To begin, I would like to share with you my personal understanding of the definition for the term “Gamer” as being an enthusiast who enjoy games. By that definition it doesn’t matter whether or not a game played over a table top or on a computer entertainment system. An example of that definition – “O.G.” Gamers are the guys you see playing a session of Chess and/or Backgammon in the park.
This is for those curious as to how I rate a game, so below is an example of the “Report Card” I use for marking during a review.
# = A – D or F
* = Family, Youth or Adult
Starting with the grades themselves- Hopefully self-explanatory, but anyway…
A = Excellent
B = Good
C = Satisfactory / Reasonable
D = Mediocre / Substandard
F = Failure
Quality covers the audio and visual fidelity (when addressing computer games) or appearance (when addressing a table top or card game for example). This also takes into account any story a game might tell to immerse players, it also addresses overall presentation. Good design and presentation will likely score high grades. However, content of poor taste can impact negatively when grading.

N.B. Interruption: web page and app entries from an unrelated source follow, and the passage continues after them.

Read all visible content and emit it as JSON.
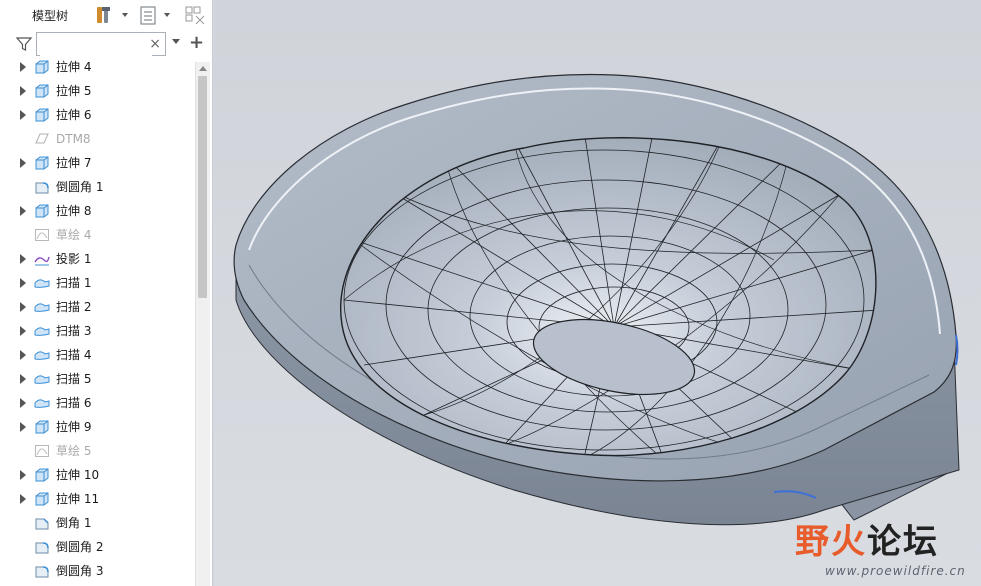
{
  "panel": {
    "title": "模型树",
    "search": {
      "value": "",
      "placeholder": ""
    },
    "clear_symbol": "×",
    "add_symbol": "+"
  },
  "tree": {
    "items": [
      {
        "label": "拉伸 4",
        "icon": "extrude-icon",
        "expandable": true,
        "dim": false
      },
      {
        "label": "拉伸 5",
        "icon": "extrude-icon",
        "expandable": true,
        "dim": false
      },
      {
        "label": "拉伸 6",
        "icon": "extrude-icon",
        "expandable": true,
        "dim": false
      },
      {
        "label": "DTM8",
        "icon": "datum-plane-icon",
        "expandable": false,
        "dim": true
      },
      {
        "label": "拉伸 7",
        "icon": "extrude-icon",
        "expandable": true,
        "dim": false
      },
      {
        "label": "倒圆角 1",
        "icon": "round-icon",
        "expandable": false,
        "dim": false
      },
      {
        "label": "拉伸 8",
        "icon": "extrude-icon",
        "expandable": true,
        "dim": false
      },
      {
        "label": "草绘 4",
        "icon": "sketch-icon",
        "expandable": false,
        "dim": true
      },
      {
        "label": "投影 1",
        "icon": "projection-icon",
        "expandable": true,
        "dim": false
      },
      {
        "label": "扫描 1",
        "icon": "sweep-icon",
        "expandable": true,
        "dim": false
      },
      {
        "label": "扫描 2",
        "icon": "sweep-icon",
        "expandable": true,
        "dim": false
      },
      {
        "label": "扫描 3",
        "icon": "sweep-icon",
        "expandable": true,
        "dim": false
      },
      {
        "label": "扫描 4",
        "icon": "sweep-icon",
        "expandable": true,
        "dim": false
      },
      {
        "label": "扫描 5",
        "icon": "sweep-icon",
        "expandable": true,
        "dim": false
      },
      {
        "label": "扫描 6",
        "icon": "sweep-icon",
        "expandable": true,
        "dim": false
      },
      {
        "label": "拉伸 9",
        "icon": "extrude-icon",
        "expandable": true,
        "dim": false
      },
      {
        "label": "草绘 5",
        "icon": "sketch-icon",
        "expandable": false,
        "dim": true
      },
      {
        "label": "拉伸 10",
        "icon": "extrude-icon",
        "expandable": true,
        "dim": false
      },
      {
        "label": "拉伸 11",
        "icon": "extrude-icon",
        "expandable": true,
        "dim": false
      },
      {
        "label": "倒角 1",
        "icon": "chamfer-icon",
        "expandable": false,
        "dim": false
      },
      {
        "label": "倒圆角 2",
        "icon": "round-icon",
        "expandable": false,
        "dim": false
      },
      {
        "label": "倒圆角 3",
        "icon": "round-icon",
        "expandable": false,
        "dim": false
      }
    ]
  },
  "watermark": {
    "part1": "野火",
    "part2": "论坛",
    "url": "www.proewildfire.cn"
  },
  "colors": {
    "model_face": "#a3adbb",
    "model_edge": "#2a2d33",
    "icon_blue": "#3d8fd6",
    "watermark_orange": "#e85c2b"
  }
}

Gameplay is pretty self-explanatory and relates to overall gameplay experience, user friendliness and enjoyment factor of game.

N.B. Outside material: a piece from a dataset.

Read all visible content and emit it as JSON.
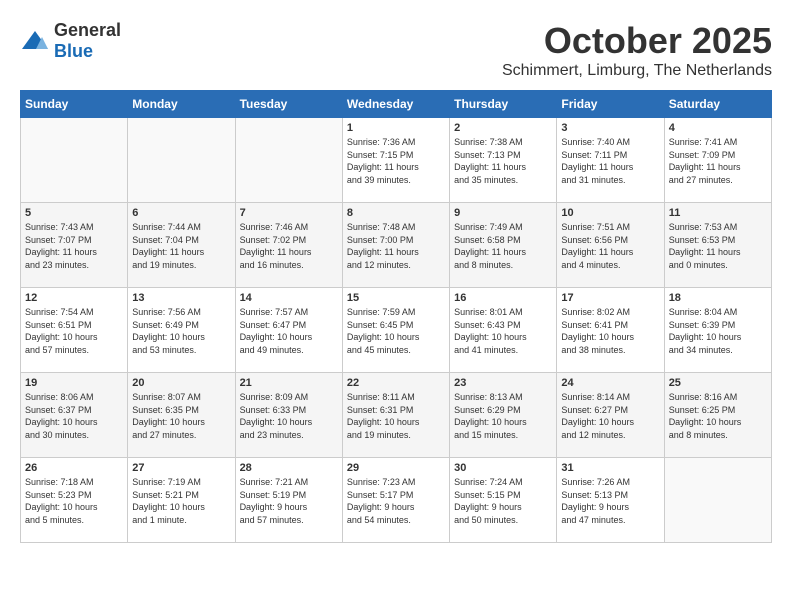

Content refers to quantity of content and/or longevity a game may offer.
Technical looks at stability (computer games) or the construction, printing and material quality (table top and/or card games). A buggy computer games, hyper-oppressive DRM, shoddy component construction for a board game or cheaply printed cards can be considered for bad grades.
Value is simple, as it addresses the asking price or going rate for any given game. A reasonably priced game that offers what you would expect to pay for a Triple-A release at full price is going to grade high. But on the other end of the scale – A Triple-A release that offers barebones experience will grade badly.

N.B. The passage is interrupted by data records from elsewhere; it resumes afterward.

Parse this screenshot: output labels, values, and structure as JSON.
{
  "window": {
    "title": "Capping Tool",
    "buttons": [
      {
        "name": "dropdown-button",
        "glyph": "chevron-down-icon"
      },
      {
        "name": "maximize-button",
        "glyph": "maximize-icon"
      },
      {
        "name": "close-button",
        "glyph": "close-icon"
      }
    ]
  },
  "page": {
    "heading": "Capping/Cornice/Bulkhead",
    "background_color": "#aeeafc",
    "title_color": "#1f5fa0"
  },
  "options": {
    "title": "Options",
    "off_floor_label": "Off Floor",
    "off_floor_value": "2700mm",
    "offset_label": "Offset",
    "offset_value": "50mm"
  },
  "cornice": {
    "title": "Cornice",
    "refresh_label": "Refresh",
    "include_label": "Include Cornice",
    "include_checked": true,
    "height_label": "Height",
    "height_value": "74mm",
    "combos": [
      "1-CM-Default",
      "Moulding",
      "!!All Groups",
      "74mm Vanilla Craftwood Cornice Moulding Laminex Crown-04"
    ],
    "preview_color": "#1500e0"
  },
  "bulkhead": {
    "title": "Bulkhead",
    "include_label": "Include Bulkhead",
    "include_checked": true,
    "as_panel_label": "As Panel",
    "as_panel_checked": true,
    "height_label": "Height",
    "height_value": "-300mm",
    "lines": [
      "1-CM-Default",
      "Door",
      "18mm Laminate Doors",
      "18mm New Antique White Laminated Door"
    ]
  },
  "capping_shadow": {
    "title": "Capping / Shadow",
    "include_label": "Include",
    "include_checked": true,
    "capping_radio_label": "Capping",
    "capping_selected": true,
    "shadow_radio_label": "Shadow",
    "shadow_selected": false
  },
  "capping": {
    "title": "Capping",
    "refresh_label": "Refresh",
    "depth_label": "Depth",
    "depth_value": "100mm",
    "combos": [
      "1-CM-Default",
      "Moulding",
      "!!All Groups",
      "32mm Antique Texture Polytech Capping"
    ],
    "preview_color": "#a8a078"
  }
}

Audience is a simple recommendation, particularly to parents or those buying gifts for a younger playing audience. Whilst you have a government classification rating when applicable – These recommendations may differ as (for example) some PG rated games may not be suitable for children or certain MA rated games are in no way suitable for minors. They as follows:
Family = Suitable for all ages – From the young to the young at heart.
Youth = This includes school aged persons not of Legal Age.
Adult = Adults Only (Persons of Legal Age) – Legal Age defined as being old enough to be legally consider eligible to hold a driver’s license and vote, etc.
Anyway, I hope this helps give you an idea as to how I like to grade my reviews.